### WORK REQUIRED
Omit the pictures and reproduce the rest of the listing exactly.

*** Opening of RECORDS TO PROCESS ***

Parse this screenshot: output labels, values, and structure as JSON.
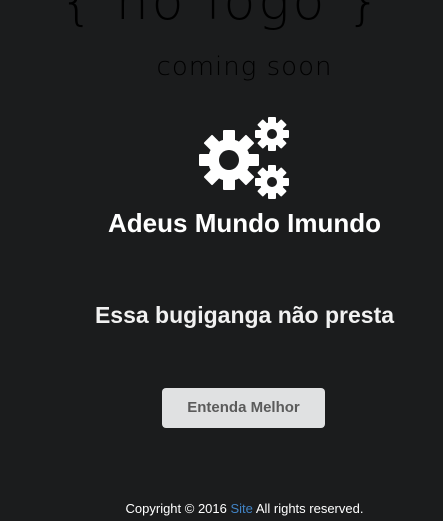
{
  "logo": {
    "text": "{ no logo }"
  },
  "coming_soon": {
    "text": "coming soon"
  },
  "icons": {
    "gears": "gears-icon"
  },
  "heading": {
    "title": "Adeus Mundo Imundo"
  },
  "message": {
    "subtitle": "Essa bugiganga não presta"
  },
  "cta": {
    "label": "Entenda Melhor"
  },
  "footer": {
    "prefix": "Copyright © 2016",
    "link_label": "Site",
    "suffix": "All rights reserved."
  },
  "colors": {
    "background": "#1b1c1d",
    "button_bg": "#e0e1e2",
    "button_text": "#5b5b5b",
    "link": "#4183c4"
  }
}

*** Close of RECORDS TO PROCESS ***

### TASK OUTPUT
Parse this screenshot: output labels, values, and structure as JSON.
{
  "logo": {
    "text": "{ no logo }"
  },
  "coming_soon": {
    "text": "coming soon"
  },
  "icons": {
    "gears": "gears-icon"
  },
  "heading": {
    "title": "Adeus Mundo Imundo"
  },
  "message": {
    "subtitle": "Essa bugiganga não presta"
  },
  "cta": {
    "label": "Entenda Melhor"
  },
  "footer": {
    "prefix": "Copyright © 2016",
    "link_label": "Site",
    "suffix": "All rights reserved."
  },
  "colors": {
    "background": "#1b1c1d",
    "button_bg": "#e0e1e2",
    "button_text": "#5b5b5b",
    "link": "#4183c4"
  }
}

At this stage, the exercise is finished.